Most of the record 4.1 million boomers turning 65 each year from 2024-2027 don't have pensions, according to Jason Fichtner, chief economist of the Bipartisan Policy Center. The next-oldest generation, called Generation X, may be even worse off. They saved much less and were "the first generation to rely on 401k plans instead of pensions and the next in line to retire,” said Deb Boyden, Head of U.S. Defined Contribution at Schroders, in a statement last December.

In January, online Medicare learning resource center MedicareFAQ surveyed 569 retirees, and 59% said they’re concerned about their finances in retirement. Recent research from Fidelity Investments shows that while young people have recovered their 401(k) losses from 2022’s market volatility, older adults haven’t.

Also “the 401(k) plan was really designed to accumulate assets,” Maffei said. “It never was designed to provide income.” What we need to do now is figure out how to turn that money into a lifetime stream of income, he said.

Timing is everything: Want to retire in 2024? Here are 3 ways to know if you are ready

Will pensions return?

Maybe, but in different clothes.

When the United Auto Workers union walked out last summer at the big three automakers, one of its demands was a return to pensions. Ford Chief Financial Officer John Lawler called pensions a “plan of the past,” and offered instead beefed-up 401(k) company matches.

What UAW finally received was an annuity option in their defined contribution plan. It essentially allows them to create their own personal pension by converting some of their 401(k) money into an annuity.

What is an annuity?

An annuity is a contract you buy from an insurance company that can guarantee you an income. Some allow regular payouts until you die or for a fixed number of years.

How much you would receive varies, based on several factors, including age, how much you pay for the annuity, the insurance company, and the interest rates at the time the annuity was bought. Generally, annuities are popular when interest rates are rising or high because you can lock in a higher return. And they're usually offered when someone's near retirement, said Tina Wilson, chief product officer at retirement plan provider Empower.
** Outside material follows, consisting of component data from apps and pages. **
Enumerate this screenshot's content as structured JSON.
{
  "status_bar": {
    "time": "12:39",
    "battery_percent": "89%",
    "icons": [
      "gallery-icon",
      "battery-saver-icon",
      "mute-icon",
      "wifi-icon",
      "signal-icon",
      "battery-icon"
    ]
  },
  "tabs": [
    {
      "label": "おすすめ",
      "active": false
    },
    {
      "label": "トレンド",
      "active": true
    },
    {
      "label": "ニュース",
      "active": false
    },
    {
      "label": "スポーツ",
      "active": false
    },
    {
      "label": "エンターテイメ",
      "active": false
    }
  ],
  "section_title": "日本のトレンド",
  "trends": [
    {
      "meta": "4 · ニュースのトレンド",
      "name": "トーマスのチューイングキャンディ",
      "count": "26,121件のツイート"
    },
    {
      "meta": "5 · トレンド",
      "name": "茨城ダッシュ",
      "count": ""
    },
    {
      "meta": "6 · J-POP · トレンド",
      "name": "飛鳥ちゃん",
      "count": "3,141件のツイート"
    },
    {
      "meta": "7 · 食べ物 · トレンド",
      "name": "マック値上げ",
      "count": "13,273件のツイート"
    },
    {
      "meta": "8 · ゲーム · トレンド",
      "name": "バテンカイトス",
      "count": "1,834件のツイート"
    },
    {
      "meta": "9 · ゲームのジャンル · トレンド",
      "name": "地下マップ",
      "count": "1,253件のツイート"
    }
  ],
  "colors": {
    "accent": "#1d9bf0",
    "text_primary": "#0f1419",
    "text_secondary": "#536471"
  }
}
Annuities have been around for a long time, but have drawn some complaints that they're expensive, complicated and tie up your money so you can't access it in case of an emergency. However, proponents say many of those issues have been worked out since Congress included a provision in the Secure Act, passed in December 2019, to allow annuities inside defined contribution plans.
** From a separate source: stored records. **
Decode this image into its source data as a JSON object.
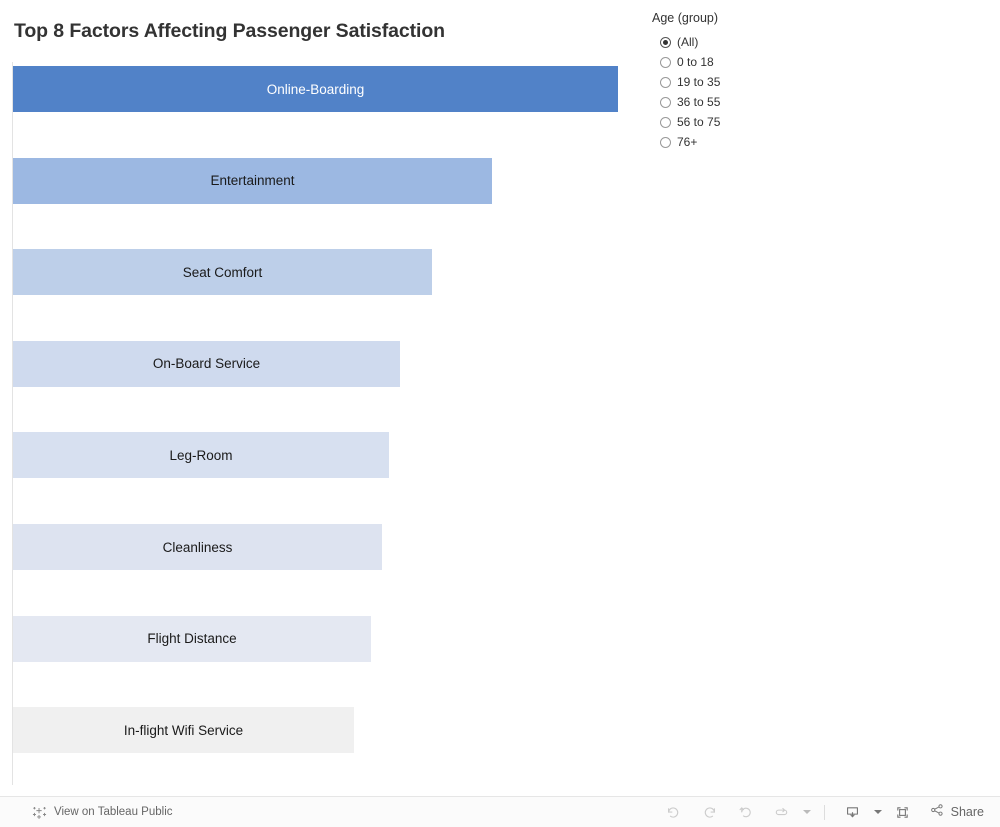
{
  "chart": {
    "title": "Top 8 Factors Affecting Passenger Satisfaction"
  },
  "chart_data": {
    "type": "bar",
    "orientation": "horizontal",
    "title": "Top 8 Factors Affecting Passenger Satisfaction",
    "xlabel": "",
    "ylabel": "",
    "grid": false,
    "axis_labels_visible": false,
    "value_labels_visible": false,
    "legend": "none",
    "categories": [
      "Online-Boarding",
      "Entertainment",
      "Seat Comfort",
      "On-Board Service",
      "Leg-Room",
      "Cleanliness",
      "Flight Distance",
      "In-flight Wifi Service"
    ],
    "bar_pixel_widths": [
      605,
      479,
      419,
      387,
      376,
      369,
      358,
      341
    ],
    "values": [
      100,
      79.2,
      69.3,
      64.0,
      62.1,
      61.0,
      59.2,
      56.4
    ],
    "xlim": [
      0,
      100
    ],
    "colors": [
      "#5182c8",
      "#9cb8e2",
      "#bdcfe9",
      "#cfdaee",
      "#d7e0f0",
      "#dde3f0",
      "#e4e8f2",
      "#f0f0f0"
    ],
    "label_text_colors": [
      "#ffffff",
      "#1a1a1a",
      "#1a1a1a",
      "#1a1a1a",
      "#1a1a1a",
      "#1a1a1a",
      "#1a1a1a",
      "#1a1a1a"
    ]
  },
  "filter": {
    "title": "Age (group)",
    "selected": "(All)",
    "options": [
      "(All)",
      "0 to 18",
      "19 to 35",
      "36 to 55",
      "56 to 75",
      "76+"
    ]
  },
  "toolbar": {
    "view_on_tableau_public": "View on Tableau Public",
    "logo_icon": "tableau-logo-icon",
    "buttons": [
      {
        "name": "undo-button",
        "icon": "undo-icon",
        "enabled": false
      },
      {
        "name": "redo-button",
        "icon": "redo-icon",
        "enabled": false
      },
      {
        "name": "revert-button",
        "icon": "revert-icon",
        "enabled": false
      },
      {
        "name": "refresh-button",
        "icon": "refresh-icon",
        "enabled": false
      }
    ],
    "download_icon": "download-icon",
    "fullscreen_icon": "fullscreen-icon",
    "share_icon": "share-icon",
    "share_label": "Share"
  }
}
For example, the UAW plan offers workers a discounted price for the annuity and is customized to make sure employees keep a portion of liquid savings.
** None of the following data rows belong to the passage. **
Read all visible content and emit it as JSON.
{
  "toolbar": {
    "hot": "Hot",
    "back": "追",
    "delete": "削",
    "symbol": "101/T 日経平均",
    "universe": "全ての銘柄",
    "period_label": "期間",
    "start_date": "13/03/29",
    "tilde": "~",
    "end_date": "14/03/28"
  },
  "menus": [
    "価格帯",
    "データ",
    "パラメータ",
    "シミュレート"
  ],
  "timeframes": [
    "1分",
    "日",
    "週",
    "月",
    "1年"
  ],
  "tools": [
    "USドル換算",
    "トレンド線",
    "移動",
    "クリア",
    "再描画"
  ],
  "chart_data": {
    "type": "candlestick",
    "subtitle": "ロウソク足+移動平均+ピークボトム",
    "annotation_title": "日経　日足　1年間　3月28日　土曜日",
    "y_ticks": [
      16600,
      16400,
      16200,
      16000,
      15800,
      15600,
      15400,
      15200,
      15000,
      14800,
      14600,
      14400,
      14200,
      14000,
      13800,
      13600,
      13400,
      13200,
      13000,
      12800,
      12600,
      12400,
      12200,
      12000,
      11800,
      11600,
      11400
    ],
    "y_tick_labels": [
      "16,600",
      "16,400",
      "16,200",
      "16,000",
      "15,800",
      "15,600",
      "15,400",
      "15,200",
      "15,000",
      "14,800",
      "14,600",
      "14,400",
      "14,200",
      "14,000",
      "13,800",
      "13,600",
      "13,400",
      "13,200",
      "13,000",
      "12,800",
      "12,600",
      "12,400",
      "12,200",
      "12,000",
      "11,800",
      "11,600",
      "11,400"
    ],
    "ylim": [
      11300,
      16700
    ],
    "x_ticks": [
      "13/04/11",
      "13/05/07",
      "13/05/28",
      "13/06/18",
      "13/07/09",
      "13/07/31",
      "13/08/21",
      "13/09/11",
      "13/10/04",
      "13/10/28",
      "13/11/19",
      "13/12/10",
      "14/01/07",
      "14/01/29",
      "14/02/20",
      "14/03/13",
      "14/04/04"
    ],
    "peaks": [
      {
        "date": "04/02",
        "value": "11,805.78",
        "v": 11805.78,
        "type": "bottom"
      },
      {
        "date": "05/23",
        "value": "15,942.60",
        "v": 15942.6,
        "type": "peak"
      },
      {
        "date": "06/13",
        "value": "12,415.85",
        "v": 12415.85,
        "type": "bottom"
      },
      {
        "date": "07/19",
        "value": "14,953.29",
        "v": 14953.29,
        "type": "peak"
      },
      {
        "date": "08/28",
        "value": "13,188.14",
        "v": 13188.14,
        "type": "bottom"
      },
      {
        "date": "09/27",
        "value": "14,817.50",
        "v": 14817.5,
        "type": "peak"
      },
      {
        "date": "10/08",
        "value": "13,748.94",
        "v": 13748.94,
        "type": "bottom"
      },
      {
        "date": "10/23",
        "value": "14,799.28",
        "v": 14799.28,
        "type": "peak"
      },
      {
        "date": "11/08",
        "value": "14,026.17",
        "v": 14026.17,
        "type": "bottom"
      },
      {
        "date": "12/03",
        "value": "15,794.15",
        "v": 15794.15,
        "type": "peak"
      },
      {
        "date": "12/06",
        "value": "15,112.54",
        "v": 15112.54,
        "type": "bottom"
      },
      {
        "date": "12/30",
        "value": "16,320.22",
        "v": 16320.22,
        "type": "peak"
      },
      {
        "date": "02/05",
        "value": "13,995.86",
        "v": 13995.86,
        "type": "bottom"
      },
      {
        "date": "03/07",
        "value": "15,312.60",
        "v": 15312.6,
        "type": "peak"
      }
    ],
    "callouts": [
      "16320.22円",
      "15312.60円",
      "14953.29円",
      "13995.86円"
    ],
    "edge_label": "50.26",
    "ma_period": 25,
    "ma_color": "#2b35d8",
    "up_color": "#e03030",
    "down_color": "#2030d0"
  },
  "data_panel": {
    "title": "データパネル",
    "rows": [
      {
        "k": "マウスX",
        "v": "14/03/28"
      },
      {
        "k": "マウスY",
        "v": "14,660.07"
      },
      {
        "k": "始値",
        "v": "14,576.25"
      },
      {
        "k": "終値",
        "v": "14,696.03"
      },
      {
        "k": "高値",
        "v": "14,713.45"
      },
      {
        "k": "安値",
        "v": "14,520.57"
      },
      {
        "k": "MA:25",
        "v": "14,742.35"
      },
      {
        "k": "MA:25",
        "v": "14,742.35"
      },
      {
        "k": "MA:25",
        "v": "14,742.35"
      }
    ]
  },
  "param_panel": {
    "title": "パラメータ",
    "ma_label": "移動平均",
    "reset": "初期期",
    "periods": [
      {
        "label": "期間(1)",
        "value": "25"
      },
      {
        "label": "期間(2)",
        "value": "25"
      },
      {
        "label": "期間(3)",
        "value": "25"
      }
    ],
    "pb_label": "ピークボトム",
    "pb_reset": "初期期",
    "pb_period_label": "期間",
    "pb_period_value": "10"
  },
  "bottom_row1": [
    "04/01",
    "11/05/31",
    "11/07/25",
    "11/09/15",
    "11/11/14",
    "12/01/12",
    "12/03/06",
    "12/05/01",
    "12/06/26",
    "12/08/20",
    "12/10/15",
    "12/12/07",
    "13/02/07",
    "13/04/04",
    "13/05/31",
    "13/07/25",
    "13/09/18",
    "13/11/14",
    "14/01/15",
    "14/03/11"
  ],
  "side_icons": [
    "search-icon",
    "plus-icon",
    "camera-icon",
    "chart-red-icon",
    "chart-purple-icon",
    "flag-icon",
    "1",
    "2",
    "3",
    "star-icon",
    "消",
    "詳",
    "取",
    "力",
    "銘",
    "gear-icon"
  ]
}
"Nobody should annuitize their entire (401(k) balance," Maffei said.

People heading into retirement should figure out what their recurring living expenses are for things like food, medical, housing, insurance premiums and what's covered by Social Security and other forms of steady income. "Whatever’s left that’s not covered by that secure source of income, that’s probably at least the amount that you should convert from your 401(k) plan to a stream of lifetime income," he said.

You would continue to hold investments that can grow in your 401(k), but the annuity would provide some stable income.

“Employees are anxious to get income options available to them,” said Wilson. "It gives them peace of mind.”

“There’s nothing incredibly mystical or mythical about annuities,” Maffei said. “They simply are a way to insure your income stream. We insure our autos, we insure our health, we insure our home. We get umbrella policies. We do all sorts of insurance. And annuities are just insuring an income stream.”

Medora Lee is a money, markets, and personal finance reporter at USA TODAY. You can reach her at mjlee@usatoday.com and subscribe to our free Daily Money newsletter for personal finance tips and business news every Monday through Friday.

This article originally appeared on USA TODAY: Are pensions a thing of the past? Employers are moving to annuities.